From 16th – 18th April, I joined over 300 participants from all over Southeast Asia and South Asia and beyond at CREA’s Count Me In! Conference in Kathmandu, Nepal. Count Me In! focuses on marginalized women who have been pushed to the sidelines of social life, sometimes barely acknowledged as human beings and very often deprived of many basic human rights. The conference was a space to talk about the experiences of women on the periphery such as sex workers and their families, women with disabilities, and LBT people.
Over three days, I participated in many activities to analyze the ways women are marginalized; the specific issues and challenges they encounter; strategies to address these issues, needs and challenges; and inspiring case studies from various groups about how they have managed to make an impact and organize around marginalized women’s rights.
One of the major highlights was the opening session by CREA director, Geetanjali Misra and Sapna Pradhan Mallah, a Nepalese lawyer and member of the Nepalese Constituent Assembly. Mallah began her work as a women’s activist at a young age and after joining parliament, she struggled to change the State Constitution in support of women’s issues and fought for women’s reproductive health, the provision of safe abortion services and standard health insurance for pregnant women.
Some of the other workshops I attended included a presentation by Datta Bisakha who is the Chairman of Point of View, an organization that works with women who are marginalized “legally” and encourages dialogue between diverse women’s movements. She highlighted the truth that diversifying women’s discourses and drawing women of different experiences into our movements will not weaken us. Instead, it will reshape and strengthen the women’s movement for the better and allow us to make greater impact. Anita Ghai shared the experiences of women with disabilities who are often subject to discrimination and violence on multiple levels—in the family, the workplace, access to public facilities, healthcare, the complete disregard of their sexuality and sexual health.
A panel on fundamentalisms put the spotlight on women who live in the danger zone where fighting for women’s issues often puts them in direct conflict with fundamentalist groups. In an open discussion group, well-known television host, Begum Nawazish Ali, spoke about transfeminisme, and the need for alliances between women’s and trans movements in the struggle against patriarchy in its many forms. One panel discussed the use of sport in building women’s movements, especially young women. As women, we are sometimes physically restricted in the public sphere because of culture and societal expectations.
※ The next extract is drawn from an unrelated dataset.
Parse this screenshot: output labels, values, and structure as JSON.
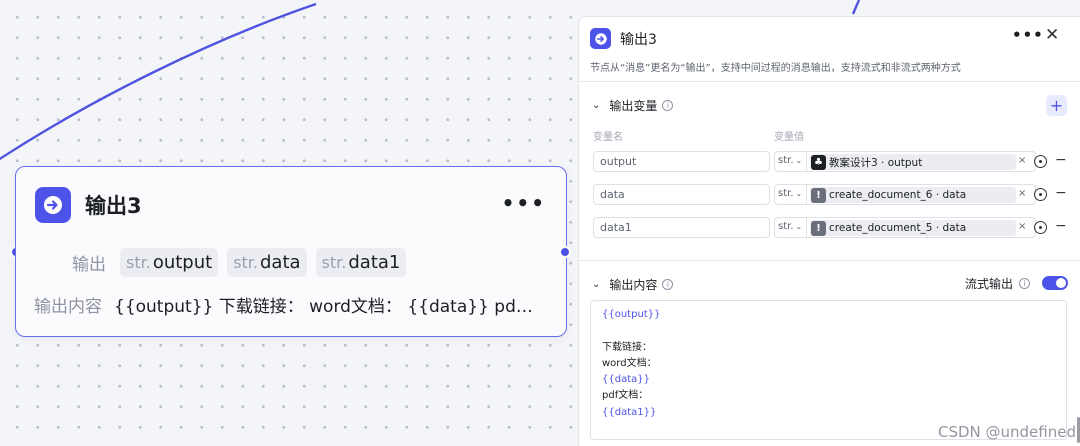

Sport can be an effective empowerment tool, strengthening to exist and thrive in public areas that are often controlled by men, gain confidence in themselves and respect from others.
Sunil Pant, the first openly gay Member of Parliament in Nepal shared insights on his organization, the Blue Diamond Society which worked through alliances with the media and other human rights groups to encourage public discourse on gender justice and LGBT rights and to push for concrete political policies to support and protect LGBT communities in the country. Many groups shared inspiring success stories, from activists in Bangladesh who pushed for dialogue with various communities and networks to gain support for women candidates for parliament to a study conducted by SNEHA that shed light on the sexualities of minority and marginalized groups.
One of the most powerful experiences for me was the third day’s presentation by renowned author, Arundhati Roy, who reminded us that efforts to exclude women from the larger movement should be faced and fought together. We must all work collectively to fight for the issues that mean the most to us as women without marginalizing or abandoning members of the women’s community at large. She urged us not to see women as victims, not to see ourselves as victims—but to recognize the strength that women can have when they understand themselves and are able to stand together.
The conference opened our minds and hearts to the differences and commonalities between us, and how we can work together and be stronger together. The closing remarks by Srilatha Baltiwala left us with the inspiring message that as women, we have to set our own course even if many are moving in the opposite direction. People may demand that women walk and not dance. So when someone asks us, we should respond, “You think I can’t dance? Watch me!”